### ACTIVITY
Each line of the data must be given back verbatim, with pictures removed.

### SOURCE INFORMATION

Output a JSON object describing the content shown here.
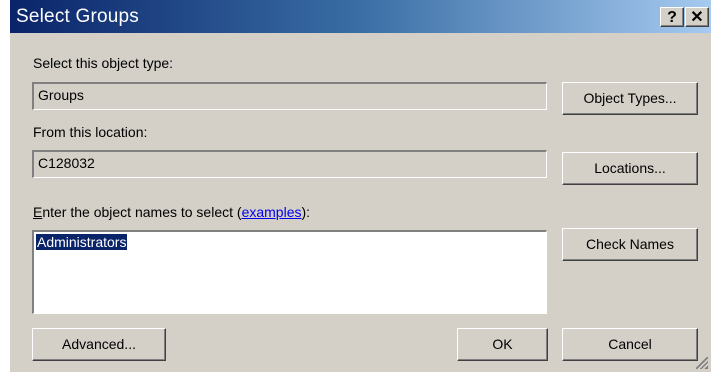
{
  "window": {
    "title": "Select Groups",
    "help_label": "?",
    "close_label": "✕"
  },
  "object_type": {
    "label": "Select this object type:",
    "value": "Groups",
    "button": "Object Types..."
  },
  "location": {
    "label": "From this location:",
    "value": "C128032",
    "button": "Locations..."
  },
  "names": {
    "label_e": "E",
    "label_rest": "nter the object names to select (",
    "label_link": "examples",
    "label_end": "):",
    "value": "Administrators",
    "button": "Check Names"
  },
  "footer": {
    "advanced": "Advanced...",
    "ok": "OK",
    "cancel": "Cancel"
  },
  "colors": {
    "title_start": "#0a246a",
    "title_end": "#a6caf0",
    "face": "#d4d0c8",
    "selection": "#0a246a"
  }
}
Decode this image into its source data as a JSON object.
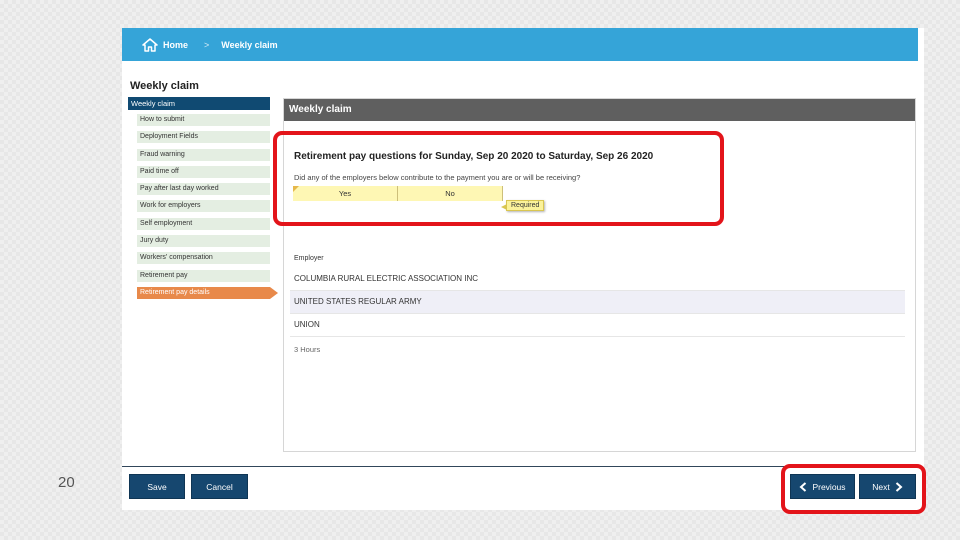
{
  "slide_number": "20",
  "breadcrumb": {
    "home": "Home",
    "current": "Weekly claim"
  },
  "page_title": "Weekly claim",
  "sidebar": {
    "header": "Weekly claim",
    "items": [
      {
        "label": "How to submit"
      },
      {
        "label": "Deployment Fields"
      },
      {
        "label": "Fraud warning"
      },
      {
        "label": "Paid time off"
      },
      {
        "label": "Pay after last day worked"
      },
      {
        "label": "Work for employers"
      },
      {
        "label": "Self employment"
      },
      {
        "label": "Jury duty"
      },
      {
        "label": "Workers' compensation"
      },
      {
        "label": "Retirement pay"
      },
      {
        "label": "Retirement pay details",
        "active": true
      }
    ]
  },
  "main": {
    "header": "Weekly claim",
    "question_title": "Retirement pay questions for Sunday, Sep 20 2020 to Saturday, Sep 26 2020",
    "question_text": "Did any of the employers below contribute to the payment you are or will be receiving?",
    "options": [
      "Yes",
      "No"
    ],
    "required_label": "Required",
    "employer_label": "Employer",
    "employers": [
      "COLUMBIA RURAL ELECTRIC ASSOCIATION INC",
      "UNITED STATES REGULAR ARMY",
      "UNION"
    ],
    "hours_text": "3 Hours"
  },
  "buttons": {
    "save": "Save",
    "cancel": "Cancel",
    "previous": "Previous",
    "next": "Next"
  },
  "colors": {
    "topbar": "#35a4d8",
    "nav_active": "#e8894a",
    "button": "#16476f",
    "highlight": "#e3141a"
  }
}
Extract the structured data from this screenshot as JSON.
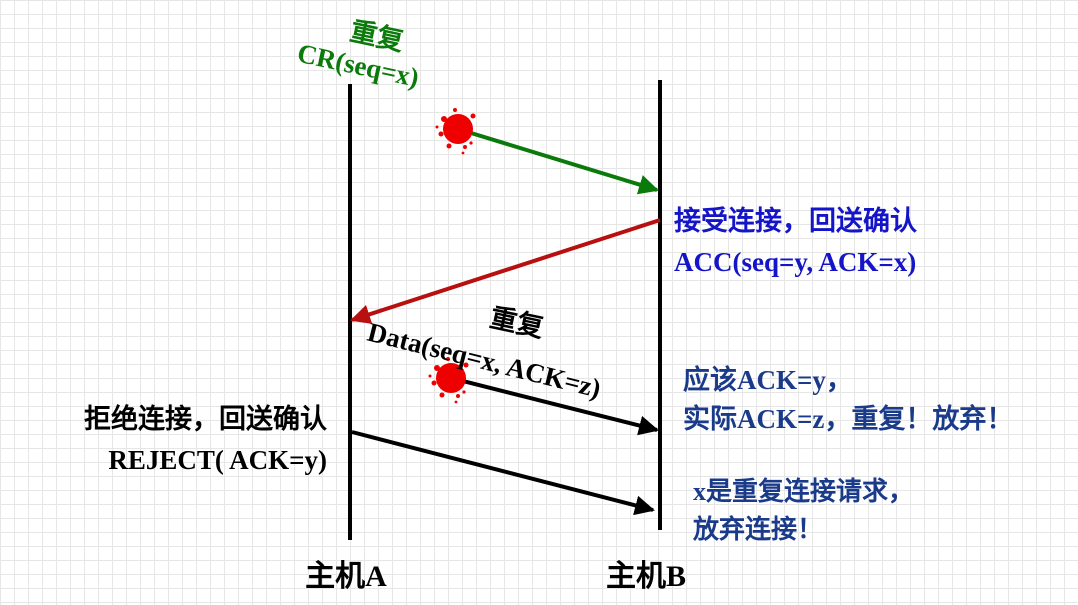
{
  "hosts": {
    "a": "主机A",
    "b": "主机B"
  },
  "messages": {
    "cr": {
      "tag": "重复",
      "label": "CR(seq=x)"
    },
    "acc": {
      "line1": "接受连接，回送确认",
      "line2": "ACC(seq=y, ACK=x)"
    },
    "data": {
      "tag": "重复",
      "label": "Data(seq=x, ACK=z)"
    },
    "reject": {
      "line1": "拒绝连接，回送确认",
      "line2": "REJECT( ACK=y)"
    }
  },
  "notes": {
    "check1": "应该ACK=y，",
    "check2": "实际ACK=z，重复！放弃！",
    "conclude1": "x是重复连接请求，",
    "conclude2": "放弃连接！"
  },
  "colors": {
    "cr": "#0a7a0a",
    "acc_arrow": "#b80f0f",
    "acc_text": "#1414c8",
    "data": "#000000",
    "note_text": "#1a3a8a",
    "burst": "#ee0000",
    "timeline": "#000000"
  }
}
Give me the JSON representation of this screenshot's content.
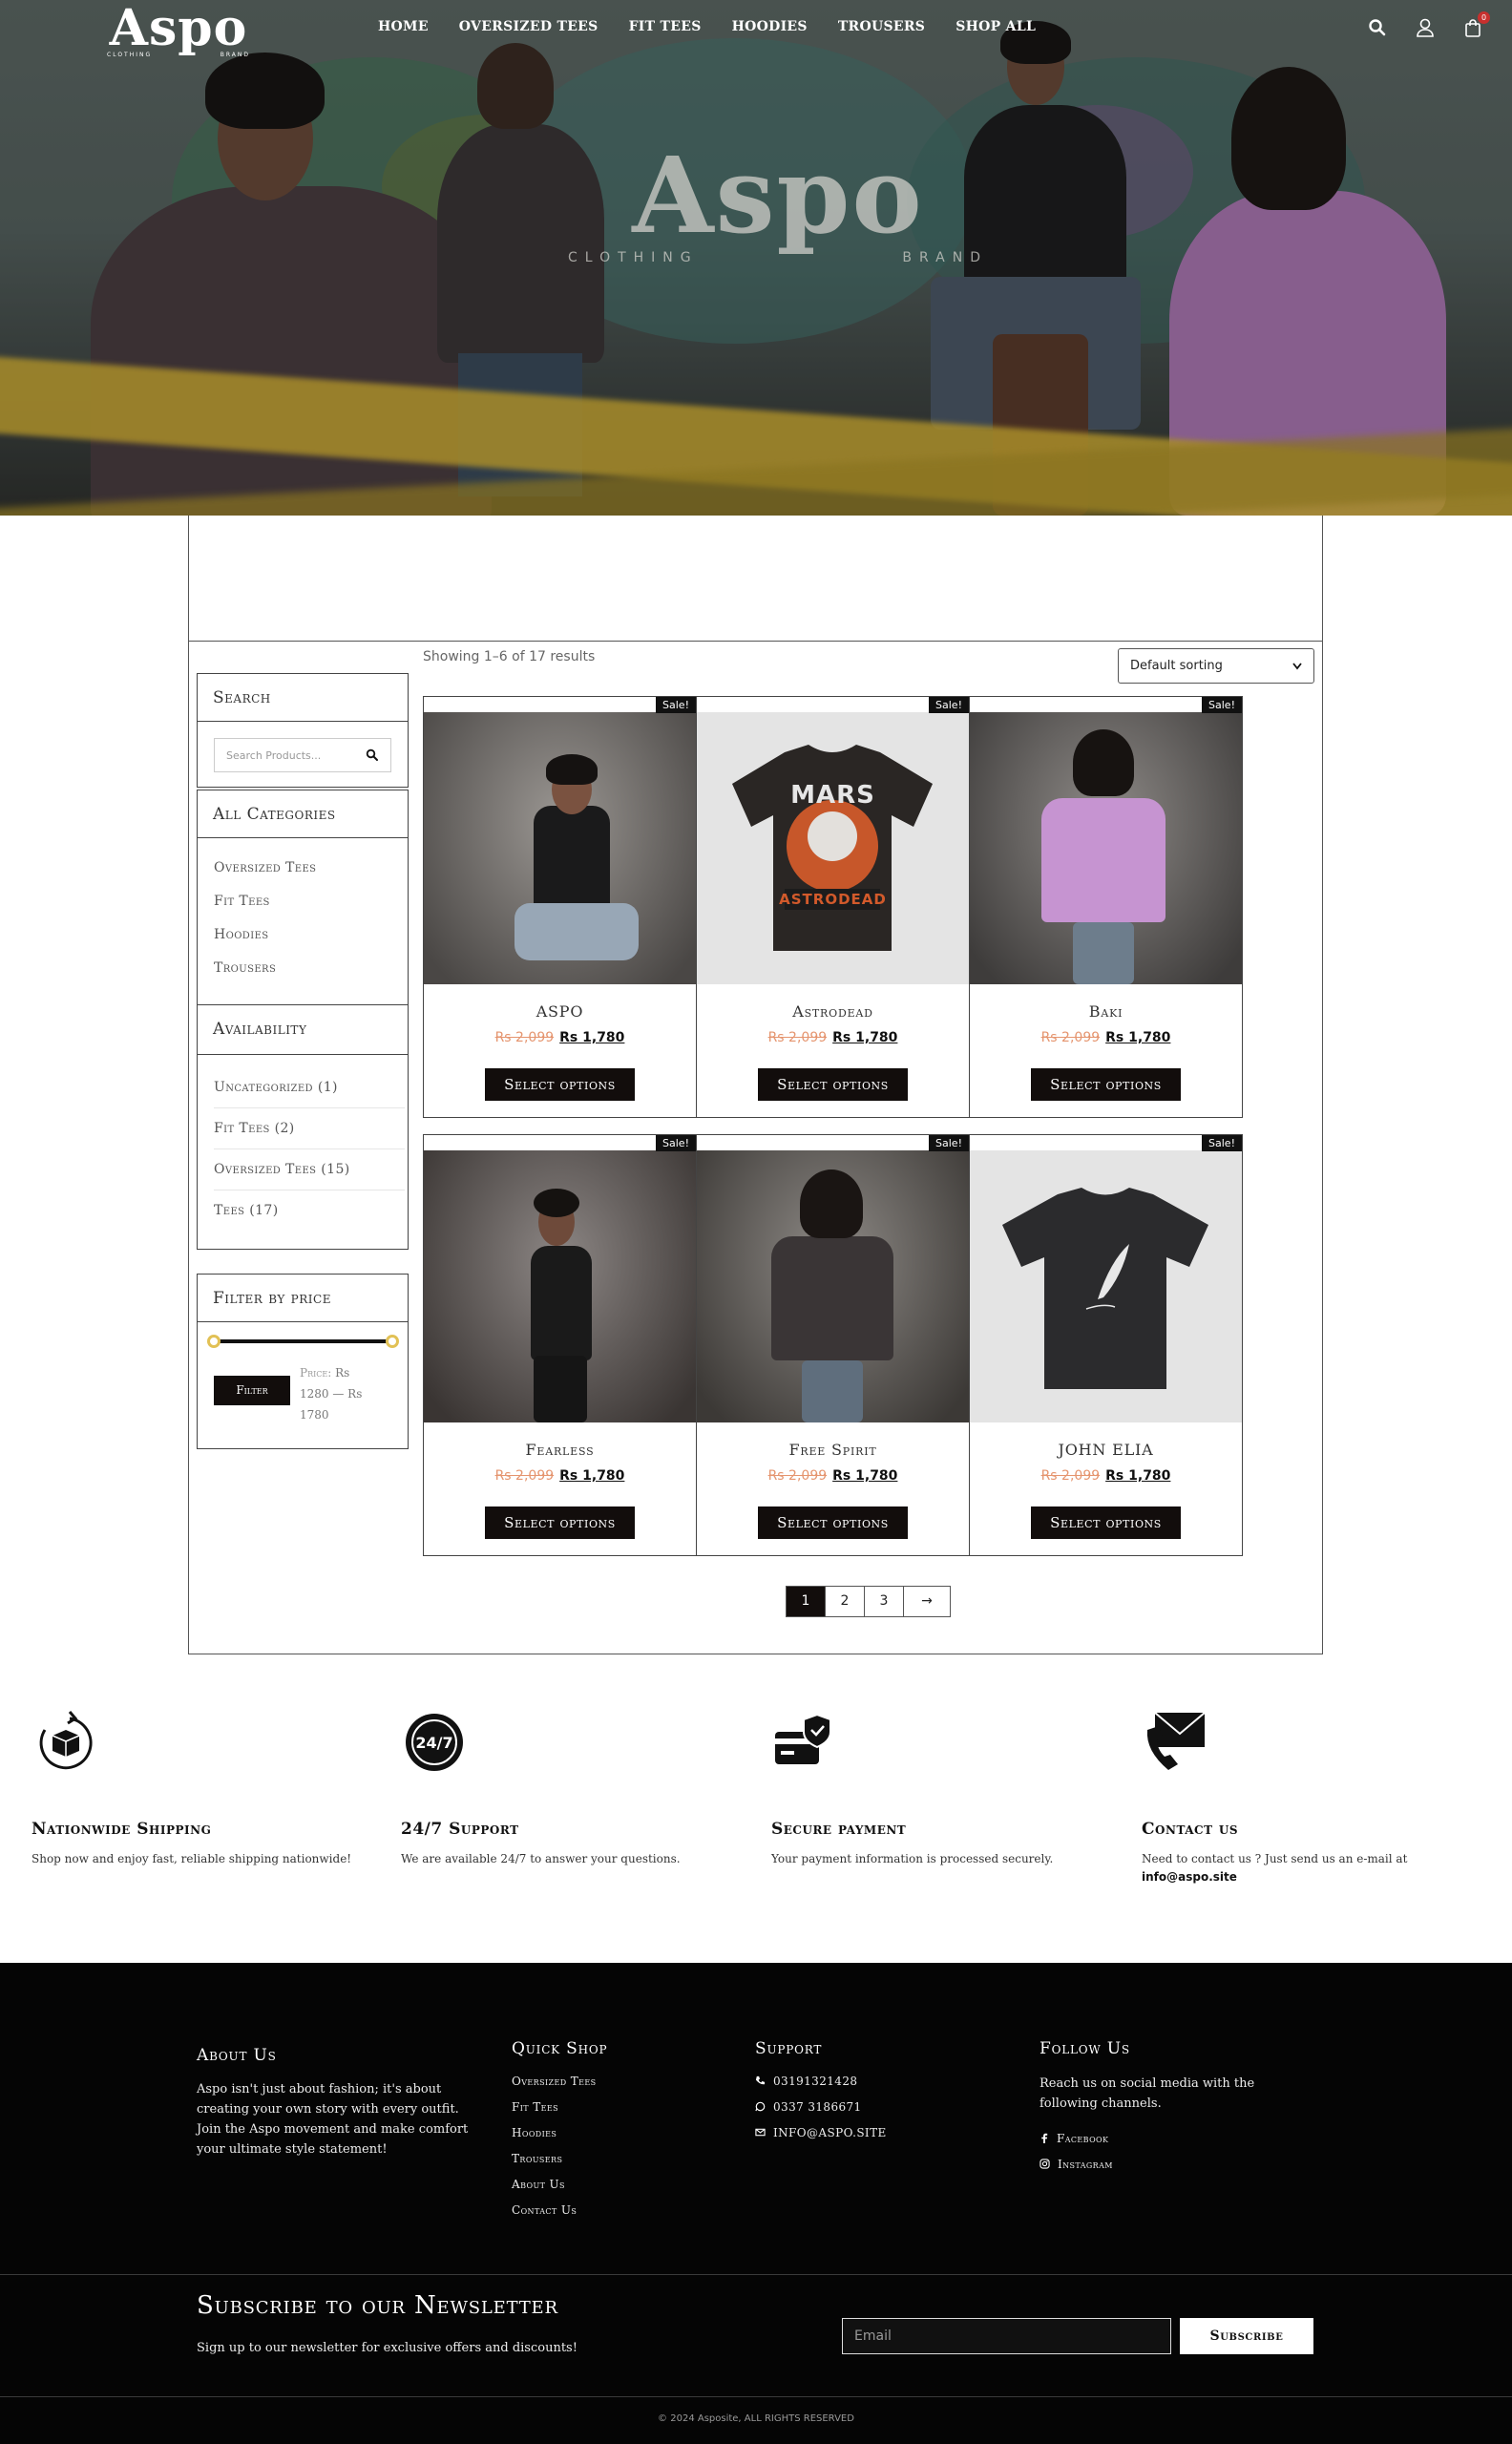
{
  "header": {
    "logo_name": "Aspo",
    "logo_tag_left": "CLOTHING",
    "logo_tag_right": "BRAND",
    "nav": [
      "HOME",
      "OVERSIZED TEES",
      "FIT TEES",
      "HOODIES",
      "TROUSERS",
      "SHOP ALL"
    ],
    "cart_count": "0",
    "icons": [
      "search-icon",
      "user-icon",
      "shopping-bag-icon"
    ]
  },
  "hero": {
    "brand_name": "Aspo",
    "tag_left": "CLOTHING",
    "tag_right": "BRAND"
  },
  "shop": {
    "results_text": "Showing 1–6 of 17 results",
    "sort_value": "Default sorting"
  },
  "sidebar": {
    "search_title": "Search",
    "search_placeholder": "Search Products...",
    "categories_title": "All Categories",
    "categories": [
      "Oversized Tees",
      "Fit Tees",
      "Hoodies",
      "Trousers"
    ],
    "availability_title": "Availability",
    "availability": [
      "Uncategorized (1)",
      "Fit Tees (2)",
      "Oversized Tees (15)",
      "Tees (17)"
    ],
    "price_title": "Filter by price",
    "filter_button": "Filter",
    "price_label": "Price:",
    "price_range": "Rs 1280 — Rs 1780"
  },
  "products": [
    {
      "name": "ASPO",
      "sale": "Sale!",
      "old_price": "Rs 2,099",
      "new_price": "Rs 1,780",
      "button": "Select options"
    },
    {
      "name": "Astrodead",
      "sale": "Sale!",
      "old_price": "Rs 2,099",
      "new_price": "Rs 1,780",
      "button": "Select options",
      "print_top": "MARS",
      "print_bottom": "ASTRODEAD"
    },
    {
      "name": "Baki",
      "sale": "Sale!",
      "old_price": "Rs 2,099",
      "new_price": "Rs 1,780",
      "button": "Select options"
    },
    {
      "name": "Fearless",
      "sale": "Sale!",
      "old_price": "Rs 2,099",
      "new_price": "Rs 1,780",
      "button": "Select options"
    },
    {
      "name": "Free Spirit",
      "sale": "Sale!",
      "old_price": "Rs 2,099",
      "new_price": "Rs 1,780",
      "button": "Select options"
    },
    {
      "name": "JOHN ELIA",
      "sale": "Sale!",
      "old_price": "Rs 2,099",
      "new_price": "Rs 1,780",
      "button": "Select options"
    }
  ],
  "pagination": [
    "1",
    "2",
    "3",
    "→"
  ],
  "features": [
    {
      "title": "Nationwide Shipping",
      "text": "Shop now and enjoy fast, reliable shipping nationwide!",
      "icon": "shipping-box-icon"
    },
    {
      "title": "24/7 Support",
      "text": "We are available 24/7 to answer your questions.",
      "icon": "support-24-7-icon"
    },
    {
      "title": "Secure payment",
      "text": "Your payment information is processed securely.",
      "icon": "secure-card-icon"
    },
    {
      "title": "Contact us",
      "text": "Need to contact us ? Just send us an e-mail at",
      "email": "info@aspo.site",
      "icon": "phone-mail-icon"
    }
  ],
  "footer": {
    "about_title": "About Us",
    "about_text": "Aspo isn't just about fashion; it's about creating your own story with every outfit. Join the Aspo movement and make comfort your ultimate style statement!",
    "quick_title": "Quick Shop",
    "quick_links": [
      "Oversized Tees",
      "Fit Tees",
      "Hoodies",
      "Trousers",
      "About Us",
      "Contact Us"
    ],
    "support_title": "Support",
    "support_phone": "03191321428",
    "support_whatsapp": "0337 3186671",
    "support_email": "INFO@ASPO.SITE",
    "follow_title": "Follow Us",
    "follow_text": "Reach us on social media with the following channels.",
    "social": [
      "Facebook",
      "Instagram"
    ],
    "newsletter_title": "Subscribe to our Newsletter",
    "newsletter_sub": "Sign up to our newsletter for exclusive offers and discounts!",
    "email_placeholder": "Email",
    "subscribe_button": "Subscribe",
    "copyright": "© 2024 Asposite, ALL RIGHTS RESERVED"
  }
}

### FINISHED TASK
Output a JSON object describing the content shown here.
{
  "window": {
    "title": "Select Groups",
    "help_label": "?",
    "close_label": "✕"
  },
  "object_type": {
    "label": "Select this object type:",
    "value": "Groups",
    "button": "Object Types..."
  },
  "location": {
    "label": "From this location:",
    "value": "C128032",
    "button": "Locations..."
  },
  "names": {
    "label_e": "E",
    "label_rest": "nter the object names to select (",
    "label_link": "examples",
    "label_end": "):",
    "value": "Administrators",
    "button": "Check Names"
  },
  "footer": {
    "advanced": "Advanced...",
    "ok": "OK",
    "cancel": "Cancel"
  },
  "colors": {
    "title_start": "#0a246a",
    "title_end": "#a6caf0",
    "face": "#d4d0c8",
    "selection": "#0a246a"
  }
}
Decode this image into its source data as a JSON object.
{
  "slide_number": "20",
  "breadcrumb": {
    "home": "Home",
    "current": "Weekly claim"
  },
  "page_title": "Weekly claim",
  "sidebar": {
    "header": "Weekly claim",
    "items": [
      {
        "label": "How to submit"
      },
      {
        "label": "Deployment Fields"
      },
      {
        "label": "Fraud warning"
      },
      {
        "label": "Paid time off"
      },
      {
        "label": "Pay after last day worked"
      },
      {
        "label": "Work for employers"
      },
      {
        "label": "Self employment"
      },
      {
        "label": "Jury duty"
      },
      {
        "label": "Workers' compensation"
      },
      {
        "label": "Retirement pay"
      },
      {
        "label": "Retirement pay details",
        "active": true
      }
    ]
  },
  "main": {
    "header": "Weekly claim",
    "question_title": "Retirement pay questions for Sunday, Sep 20 2020 to Saturday, Sep 26 2020",
    "question_text": "Did any of the employers below contribute to the payment you are or will be receiving?",
    "options": [
      "Yes",
      "No"
    ],
    "required_label": "Required",
    "employer_label": "Employer",
    "employers": [
      "COLUMBIA RURAL ELECTRIC ASSOCIATION INC",
      "UNITED STATES REGULAR ARMY",
      "UNION"
    ],
    "hours_text": "3 Hours"
  },
  "buttons": {
    "save": "Save",
    "cancel": "Cancel",
    "previous": "Previous",
    "next": "Next"
  },
  "colors": {
    "topbar": "#35a4d8",
    "nav_active": "#e8894a",
    "button": "#16476f",
    "highlight": "#e3141a"
  }
}
Extract the structured data from this screenshot as JSON.
{
  "hosts": {
    "a": "主机A",
    "b": "主机B"
  },
  "messages": {
    "cr": {
      "tag": "重复",
      "label": "CR(seq=x)"
    },
    "acc": {
      "line1": "接受连接，回送确认",
      "line2": "ACC(seq=y, ACK=x)"
    },
    "data": {
      "tag": "重复",
      "label": "Data(seq=x, ACK=z)"
    },
    "reject": {
      "line1": "拒绝连接，回送确认",
      "line2": "REJECT( ACK=y)"
    }
  },
  "notes": {
    "check1": "应该ACK=y，",
    "check2": "实际ACK=z，重复！放弃！",
    "conclude1": "x是重复连接请求，",
    "conclude2": "放弃连接！"
  },
  "colors": {
    "cr": "#0a7a0a",
    "acc_arrow": "#b80f0f",
    "acc_text": "#1414c8",
    "data": "#000000",
    "note_text": "#1a3a8a",
    "burst": "#ee0000",
    "timeline": "#000000"
  }
}
Give me the JSON representation of this screenshot's content.
{
  "header": {
    "logo_name": "Aspo",
    "logo_tag_left": "CLOTHING",
    "logo_tag_right": "BRAND",
    "nav": [
      "HOME",
      "OVERSIZED TEES",
      "FIT TEES",
      "HOODIES",
      "TROUSERS",
      "SHOP ALL"
    ],
    "cart_count": "0",
    "icons": [
      "search-icon",
      "user-icon",
      "shopping-bag-icon"
    ]
  },
  "hero": {
    "brand_name": "Aspo",
    "tag_left": "CLOTHING",
    "tag_right": "BRAND"
  },
  "shop": {
    "results_text": "Showing 1–6 of 17 results",
    "sort_value": "Default sorting"
  },
  "sidebar": {
    "search_title": "Search",
    "search_placeholder": "Search Products...",
    "categories_title": "All Categories",
    "categories": [
      "Oversized Tees",
      "Fit Tees",
      "Hoodies",
      "Trousers"
    ],
    "availability_title": "Availability",
    "availability": [
      "Uncategorized (1)",
      "Fit Tees (2)",
      "Oversized Tees (15)",
      "Tees (17)"
    ],
    "price_title": "Filter by price",
    "filter_button": "Filter",
    "price_label": "Price:",
    "price_range": "Rs 1280 — Rs 1780"
  },
  "products": [
    {
      "name": "ASPO",
      "sale": "Sale!",
      "old_price": "Rs 2,099",
      "new_price": "Rs 1,780",
      "button": "Select options"
    },
    {
      "name": "Astrodead",
      "sale": "Sale!",
      "old_price": "Rs 2,099",
      "new_price": "Rs 1,780",
      "button": "Select options",
      "print_top": "MARS",
      "print_bottom": "ASTRODEAD"
    },
    {
      "name": "Baki",
      "sale": "Sale!",
      "old_price": "Rs 2,099",
      "new_price": "Rs 1,780",
      "button": "Select options"
    },
    {
      "name": "Fearless",
      "sale": "Sale!",
      "old_price": "Rs 2,099",
      "new_price": "Rs 1,780",
      "button": "Select options"
    },
    {
      "name": "Free Spirit",
      "sale": "Sale!",
      "old_price": "Rs 2,099",
      "new_price": "Rs 1,780",
      "button": "Select options"
    },
    {
      "name": "JOHN ELIA",
      "sale": "Sale!",
      "old_price": "Rs 2,099",
      "new_price": "Rs 1,780",
      "button": "Select options"
    }
  ],
  "pagination": [
    "1",
    "2",
    "3",
    "→"
  ],
  "features": [
    {
      "title": "Nationwide Shipping",
      "text": "Shop now and enjoy fast, reliable shipping nationwide!",
      "icon": "shipping-box-icon"
    },
    {
      "title": "24/7 Support",
      "text": "We are available 24/7 to answer your questions.",
      "icon": "support-24-7-icon"
    },
    {
      "title": "Secure payment",
      "text": "Your payment information is processed securely.",
      "icon": "secure-card-icon"
    },
    {
      "title": "Contact us",
      "text": "Need to contact us ? Just send us an e-mail at",
      "email": "info@aspo.site",
      "icon": "phone-mail-icon"
    }
  ],
  "footer": {
    "about_title": "About Us",
    "about_text": "Aspo isn't just about fashion; it's about creating your own story with every outfit. Join the Aspo movement and make comfort your ultimate style statement!",
    "quick_title": "Quick Shop",
    "quick_links": [
      "Oversized Tees",
      "Fit Tees",
      "Hoodies",
      "Trousers",
      "About Us",
      "Contact Us"
    ],
    "support_title": "Support",
    "support_phone": "03191321428",
    "support_whatsapp": "0337 3186671",
    "support_email": "INFO@ASPO.SITE",
    "follow_title": "Follow Us",
    "follow_text": "Reach us on social media with the following channels.",
    "social": [
      "Facebook",
      "Instagram"
    ],
    "newsletter_title": "Subscribe to our Newsletter",
    "newsletter_sub": "Sign up to our newsletter for exclusive offers and discounts!",
    "email_placeholder": "Email",
    "subscribe_button": "Subscribe",
    "copyright": "© 2024 Asposite, ALL RIGHTS RESERVED"
  }
}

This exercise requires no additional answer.